#### About this task
Return the entire listing, character for character.

#### Input material
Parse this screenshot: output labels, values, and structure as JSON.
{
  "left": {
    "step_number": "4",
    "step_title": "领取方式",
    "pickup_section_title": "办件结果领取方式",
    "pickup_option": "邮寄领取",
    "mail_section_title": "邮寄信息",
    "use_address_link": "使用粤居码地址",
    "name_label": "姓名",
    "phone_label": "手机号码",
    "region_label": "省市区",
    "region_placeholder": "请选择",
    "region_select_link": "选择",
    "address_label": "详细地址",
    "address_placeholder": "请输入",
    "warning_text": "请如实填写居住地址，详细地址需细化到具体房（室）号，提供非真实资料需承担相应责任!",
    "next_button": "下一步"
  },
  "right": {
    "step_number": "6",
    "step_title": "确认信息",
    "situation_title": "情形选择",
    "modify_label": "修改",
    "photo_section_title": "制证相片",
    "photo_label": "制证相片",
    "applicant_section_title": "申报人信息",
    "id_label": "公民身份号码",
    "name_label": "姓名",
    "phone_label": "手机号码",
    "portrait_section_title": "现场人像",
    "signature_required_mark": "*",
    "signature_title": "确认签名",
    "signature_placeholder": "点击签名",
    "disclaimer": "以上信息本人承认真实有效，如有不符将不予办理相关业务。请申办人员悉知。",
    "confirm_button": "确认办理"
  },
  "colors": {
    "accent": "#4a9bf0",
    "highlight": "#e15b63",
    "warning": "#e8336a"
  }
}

#### Solution below
Parse this screenshot: output labels, values, and structure as JSON.
{
  "left": {
    "step_number": "4",
    "step_title": "领取方式",
    "pickup_section_title": "办件结果领取方式",
    "pickup_option": "邮寄领取",
    "mail_section_title": "邮寄信息",
    "use_address_link": "使用粤居码地址",
    "name_label": "姓名",
    "phone_label": "手机号码",
    "region_label": "省市区",
    "region_placeholder": "请选择",
    "region_select_link": "选择",
    "address_label": "详细地址",
    "address_placeholder": "请输入",
    "warning_text": "请如实填写居住地址，详细地址需细化到具体房（室）号，提供非真实资料需承担相应责任!",
    "next_button": "下一步"
  },
  "right": {
    "step_number": "6",
    "step_title": "确认信息",
    "situation_title": "情形选择",
    "modify_label": "修改",
    "photo_section_title": "制证相片",
    "photo_label": "制证相片",
    "applicant_section_title": "申报人信息",
    "id_label": "公民身份号码",
    "name_label": "姓名",
    "phone_label": "手机号码",
    "portrait_section_title": "现场人像",
    "signature_required_mark": "*",
    "signature_title": "确认签名",
    "signature_placeholder": "点击签名",
    "disclaimer": "以上信息本人承认真实有效，如有不符将不予办理相关业务。请申办人员悉知。",
    "confirm_button": "确认办理"
  },
  "colors": {
    "accent": "#4a9bf0",
    "highlight": "#e15b63",
    "warning": "#e8336a"
  }
}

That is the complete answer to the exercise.